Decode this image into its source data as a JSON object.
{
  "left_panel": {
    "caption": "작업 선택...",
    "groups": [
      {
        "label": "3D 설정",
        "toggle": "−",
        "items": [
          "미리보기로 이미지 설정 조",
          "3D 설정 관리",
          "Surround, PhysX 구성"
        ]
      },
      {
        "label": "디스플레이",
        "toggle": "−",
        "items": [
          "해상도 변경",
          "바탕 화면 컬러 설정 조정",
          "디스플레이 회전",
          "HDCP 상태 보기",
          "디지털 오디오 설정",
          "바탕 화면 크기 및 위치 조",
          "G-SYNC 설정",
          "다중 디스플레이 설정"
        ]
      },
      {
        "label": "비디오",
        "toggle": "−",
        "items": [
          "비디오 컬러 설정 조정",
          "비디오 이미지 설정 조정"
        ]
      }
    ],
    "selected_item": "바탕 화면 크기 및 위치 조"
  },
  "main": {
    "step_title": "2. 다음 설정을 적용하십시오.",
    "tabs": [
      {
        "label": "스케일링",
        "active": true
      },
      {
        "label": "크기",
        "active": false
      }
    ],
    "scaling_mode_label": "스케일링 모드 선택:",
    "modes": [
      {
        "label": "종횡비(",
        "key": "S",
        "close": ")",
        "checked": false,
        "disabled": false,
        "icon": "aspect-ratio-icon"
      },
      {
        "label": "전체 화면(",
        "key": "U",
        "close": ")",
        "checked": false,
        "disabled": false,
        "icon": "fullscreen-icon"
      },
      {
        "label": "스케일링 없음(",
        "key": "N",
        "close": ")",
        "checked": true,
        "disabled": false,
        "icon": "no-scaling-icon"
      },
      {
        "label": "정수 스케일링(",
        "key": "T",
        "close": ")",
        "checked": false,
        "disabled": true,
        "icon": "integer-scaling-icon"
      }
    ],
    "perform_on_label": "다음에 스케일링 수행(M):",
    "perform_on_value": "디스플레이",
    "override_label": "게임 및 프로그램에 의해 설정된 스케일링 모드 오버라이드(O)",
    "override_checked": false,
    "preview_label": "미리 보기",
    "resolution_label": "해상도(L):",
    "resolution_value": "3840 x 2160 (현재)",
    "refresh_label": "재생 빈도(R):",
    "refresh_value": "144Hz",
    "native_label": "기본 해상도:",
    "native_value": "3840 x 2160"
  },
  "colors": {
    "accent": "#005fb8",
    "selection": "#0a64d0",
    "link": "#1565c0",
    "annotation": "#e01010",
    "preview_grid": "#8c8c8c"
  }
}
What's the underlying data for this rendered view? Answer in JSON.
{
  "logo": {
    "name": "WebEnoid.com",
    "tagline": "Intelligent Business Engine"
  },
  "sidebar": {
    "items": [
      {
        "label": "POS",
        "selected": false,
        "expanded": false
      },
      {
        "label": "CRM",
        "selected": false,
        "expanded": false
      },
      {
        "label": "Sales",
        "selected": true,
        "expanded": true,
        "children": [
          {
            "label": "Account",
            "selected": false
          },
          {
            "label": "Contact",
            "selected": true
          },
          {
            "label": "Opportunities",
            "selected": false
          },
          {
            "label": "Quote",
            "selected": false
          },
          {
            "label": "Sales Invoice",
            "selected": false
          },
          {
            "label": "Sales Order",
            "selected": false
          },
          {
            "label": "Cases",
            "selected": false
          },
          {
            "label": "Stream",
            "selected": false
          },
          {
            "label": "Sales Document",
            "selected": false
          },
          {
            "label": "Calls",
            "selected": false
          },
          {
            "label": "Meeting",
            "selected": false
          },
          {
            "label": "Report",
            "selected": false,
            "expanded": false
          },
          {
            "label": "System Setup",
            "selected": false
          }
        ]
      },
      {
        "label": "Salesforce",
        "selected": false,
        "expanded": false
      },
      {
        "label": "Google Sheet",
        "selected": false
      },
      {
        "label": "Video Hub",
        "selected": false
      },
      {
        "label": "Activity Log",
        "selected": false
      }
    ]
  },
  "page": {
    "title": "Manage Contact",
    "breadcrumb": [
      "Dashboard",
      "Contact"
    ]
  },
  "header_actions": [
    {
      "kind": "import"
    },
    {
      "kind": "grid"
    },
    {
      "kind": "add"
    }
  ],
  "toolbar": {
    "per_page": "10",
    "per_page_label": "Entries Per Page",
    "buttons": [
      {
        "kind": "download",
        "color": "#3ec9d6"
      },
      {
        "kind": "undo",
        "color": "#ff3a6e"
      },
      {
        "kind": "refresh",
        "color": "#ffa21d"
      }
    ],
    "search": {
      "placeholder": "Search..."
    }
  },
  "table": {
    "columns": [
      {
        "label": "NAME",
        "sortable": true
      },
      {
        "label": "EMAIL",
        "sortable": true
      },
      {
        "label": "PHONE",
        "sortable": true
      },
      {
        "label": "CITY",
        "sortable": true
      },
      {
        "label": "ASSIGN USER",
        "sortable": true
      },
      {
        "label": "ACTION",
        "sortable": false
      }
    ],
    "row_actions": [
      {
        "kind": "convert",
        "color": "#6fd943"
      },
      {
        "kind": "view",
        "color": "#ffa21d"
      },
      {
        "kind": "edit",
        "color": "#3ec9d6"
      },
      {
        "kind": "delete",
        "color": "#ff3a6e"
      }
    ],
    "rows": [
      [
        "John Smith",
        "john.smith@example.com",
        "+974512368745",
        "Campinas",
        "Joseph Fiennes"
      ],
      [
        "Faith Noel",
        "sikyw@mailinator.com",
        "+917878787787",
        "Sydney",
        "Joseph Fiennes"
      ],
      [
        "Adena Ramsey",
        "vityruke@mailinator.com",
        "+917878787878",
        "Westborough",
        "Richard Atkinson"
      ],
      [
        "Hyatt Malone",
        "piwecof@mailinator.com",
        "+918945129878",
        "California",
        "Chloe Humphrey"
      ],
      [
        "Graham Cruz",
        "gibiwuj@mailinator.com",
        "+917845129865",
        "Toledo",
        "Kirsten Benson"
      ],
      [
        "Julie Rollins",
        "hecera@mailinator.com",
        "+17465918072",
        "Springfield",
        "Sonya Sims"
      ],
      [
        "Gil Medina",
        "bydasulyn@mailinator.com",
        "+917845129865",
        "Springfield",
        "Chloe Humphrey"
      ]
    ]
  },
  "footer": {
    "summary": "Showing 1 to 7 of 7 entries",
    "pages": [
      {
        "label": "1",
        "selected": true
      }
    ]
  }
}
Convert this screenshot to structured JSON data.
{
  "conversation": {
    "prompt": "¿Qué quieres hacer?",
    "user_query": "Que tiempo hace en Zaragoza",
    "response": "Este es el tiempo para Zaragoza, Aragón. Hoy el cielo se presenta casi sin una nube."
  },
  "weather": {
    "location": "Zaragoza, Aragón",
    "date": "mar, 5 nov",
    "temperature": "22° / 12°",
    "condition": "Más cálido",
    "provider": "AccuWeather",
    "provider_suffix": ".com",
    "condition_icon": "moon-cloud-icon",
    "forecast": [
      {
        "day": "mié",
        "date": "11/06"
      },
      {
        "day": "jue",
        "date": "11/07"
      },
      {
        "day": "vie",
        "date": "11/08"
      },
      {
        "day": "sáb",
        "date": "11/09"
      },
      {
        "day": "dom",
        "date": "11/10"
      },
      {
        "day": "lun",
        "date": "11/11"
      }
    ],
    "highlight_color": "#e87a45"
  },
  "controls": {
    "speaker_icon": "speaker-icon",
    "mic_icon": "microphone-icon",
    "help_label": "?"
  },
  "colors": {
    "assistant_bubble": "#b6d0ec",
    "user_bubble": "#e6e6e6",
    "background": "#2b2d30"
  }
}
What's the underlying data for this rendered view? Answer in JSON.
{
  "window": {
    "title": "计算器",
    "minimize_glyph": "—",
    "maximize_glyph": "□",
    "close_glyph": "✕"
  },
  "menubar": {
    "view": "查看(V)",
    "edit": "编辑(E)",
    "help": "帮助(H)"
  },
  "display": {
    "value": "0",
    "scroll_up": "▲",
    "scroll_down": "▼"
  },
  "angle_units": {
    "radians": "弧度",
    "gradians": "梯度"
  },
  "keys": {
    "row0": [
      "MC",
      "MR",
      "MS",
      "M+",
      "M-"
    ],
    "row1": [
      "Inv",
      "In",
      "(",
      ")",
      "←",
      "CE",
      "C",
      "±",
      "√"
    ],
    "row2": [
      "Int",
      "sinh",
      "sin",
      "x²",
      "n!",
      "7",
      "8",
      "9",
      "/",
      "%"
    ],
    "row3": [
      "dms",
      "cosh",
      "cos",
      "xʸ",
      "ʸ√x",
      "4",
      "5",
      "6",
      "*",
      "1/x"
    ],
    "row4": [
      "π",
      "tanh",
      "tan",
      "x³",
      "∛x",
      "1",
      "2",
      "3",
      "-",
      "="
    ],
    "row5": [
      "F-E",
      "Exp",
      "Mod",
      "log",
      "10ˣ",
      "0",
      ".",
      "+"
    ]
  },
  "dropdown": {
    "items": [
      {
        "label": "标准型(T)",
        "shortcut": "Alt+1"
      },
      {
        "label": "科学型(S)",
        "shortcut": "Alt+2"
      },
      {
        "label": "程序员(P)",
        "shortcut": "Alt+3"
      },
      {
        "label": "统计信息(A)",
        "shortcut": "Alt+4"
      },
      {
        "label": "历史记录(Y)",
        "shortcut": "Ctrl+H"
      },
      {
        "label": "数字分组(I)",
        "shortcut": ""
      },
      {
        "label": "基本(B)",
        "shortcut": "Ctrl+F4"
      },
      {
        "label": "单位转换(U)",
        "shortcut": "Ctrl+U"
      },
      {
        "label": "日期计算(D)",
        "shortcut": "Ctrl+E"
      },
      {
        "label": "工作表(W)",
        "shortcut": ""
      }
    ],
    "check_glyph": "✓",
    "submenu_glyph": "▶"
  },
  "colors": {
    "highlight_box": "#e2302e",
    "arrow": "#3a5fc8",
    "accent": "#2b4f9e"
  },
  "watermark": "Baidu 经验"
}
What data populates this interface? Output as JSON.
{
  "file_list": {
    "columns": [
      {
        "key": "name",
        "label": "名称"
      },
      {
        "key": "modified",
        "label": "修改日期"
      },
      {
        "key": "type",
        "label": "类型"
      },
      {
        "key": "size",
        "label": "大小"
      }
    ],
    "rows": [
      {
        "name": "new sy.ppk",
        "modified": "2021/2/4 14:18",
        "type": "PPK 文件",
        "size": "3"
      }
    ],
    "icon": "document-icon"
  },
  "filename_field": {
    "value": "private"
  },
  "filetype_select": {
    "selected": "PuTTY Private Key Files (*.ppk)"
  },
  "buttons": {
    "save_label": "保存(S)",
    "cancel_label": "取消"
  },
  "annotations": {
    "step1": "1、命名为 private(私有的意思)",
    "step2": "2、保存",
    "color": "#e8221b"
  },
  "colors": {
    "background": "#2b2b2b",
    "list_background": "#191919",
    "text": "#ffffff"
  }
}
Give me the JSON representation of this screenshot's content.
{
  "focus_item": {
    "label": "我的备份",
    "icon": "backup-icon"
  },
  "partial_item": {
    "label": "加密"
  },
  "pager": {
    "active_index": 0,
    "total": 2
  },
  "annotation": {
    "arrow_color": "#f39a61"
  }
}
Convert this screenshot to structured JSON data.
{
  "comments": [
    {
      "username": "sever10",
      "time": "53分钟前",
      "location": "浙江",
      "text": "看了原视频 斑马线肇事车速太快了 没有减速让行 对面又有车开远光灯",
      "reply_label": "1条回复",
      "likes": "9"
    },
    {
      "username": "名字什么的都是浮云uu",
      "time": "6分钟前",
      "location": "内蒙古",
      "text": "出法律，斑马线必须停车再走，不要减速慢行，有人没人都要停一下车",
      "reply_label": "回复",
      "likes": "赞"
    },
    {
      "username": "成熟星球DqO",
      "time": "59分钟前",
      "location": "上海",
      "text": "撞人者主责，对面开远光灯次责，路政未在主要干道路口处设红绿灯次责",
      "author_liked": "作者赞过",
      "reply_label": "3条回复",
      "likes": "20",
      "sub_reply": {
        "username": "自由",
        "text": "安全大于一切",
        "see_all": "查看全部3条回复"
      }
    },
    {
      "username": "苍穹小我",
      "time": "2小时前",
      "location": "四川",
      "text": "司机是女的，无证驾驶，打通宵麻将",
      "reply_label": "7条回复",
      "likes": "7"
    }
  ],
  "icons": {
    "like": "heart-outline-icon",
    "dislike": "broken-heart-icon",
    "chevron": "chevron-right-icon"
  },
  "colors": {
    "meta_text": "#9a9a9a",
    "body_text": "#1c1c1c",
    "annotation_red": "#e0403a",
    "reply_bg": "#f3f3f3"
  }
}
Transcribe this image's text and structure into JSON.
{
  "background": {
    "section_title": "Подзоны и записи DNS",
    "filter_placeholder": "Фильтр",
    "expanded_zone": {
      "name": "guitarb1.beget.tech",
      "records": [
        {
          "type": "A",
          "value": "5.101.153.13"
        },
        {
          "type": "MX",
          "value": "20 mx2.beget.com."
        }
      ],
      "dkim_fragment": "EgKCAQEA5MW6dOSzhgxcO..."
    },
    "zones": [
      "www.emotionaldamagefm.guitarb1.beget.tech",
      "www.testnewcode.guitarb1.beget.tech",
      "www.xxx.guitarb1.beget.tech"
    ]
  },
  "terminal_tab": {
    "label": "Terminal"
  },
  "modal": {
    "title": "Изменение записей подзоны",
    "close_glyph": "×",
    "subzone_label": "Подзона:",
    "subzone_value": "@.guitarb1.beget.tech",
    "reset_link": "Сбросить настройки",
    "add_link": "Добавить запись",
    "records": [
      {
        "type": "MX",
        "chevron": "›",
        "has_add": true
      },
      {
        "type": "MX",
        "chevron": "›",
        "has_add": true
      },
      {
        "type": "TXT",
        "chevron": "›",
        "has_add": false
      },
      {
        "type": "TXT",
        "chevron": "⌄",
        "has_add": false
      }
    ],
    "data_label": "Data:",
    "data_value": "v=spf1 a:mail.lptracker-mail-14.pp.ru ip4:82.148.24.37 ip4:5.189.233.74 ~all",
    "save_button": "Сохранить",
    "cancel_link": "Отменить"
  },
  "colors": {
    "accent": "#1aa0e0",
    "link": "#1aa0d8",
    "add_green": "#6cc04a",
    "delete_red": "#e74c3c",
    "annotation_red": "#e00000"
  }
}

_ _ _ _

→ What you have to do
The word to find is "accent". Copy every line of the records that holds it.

→ Exercise solution
    "accent": "#005fb8",
    "accent": "#2b4f9e"
    "accent": "#1aa0e0",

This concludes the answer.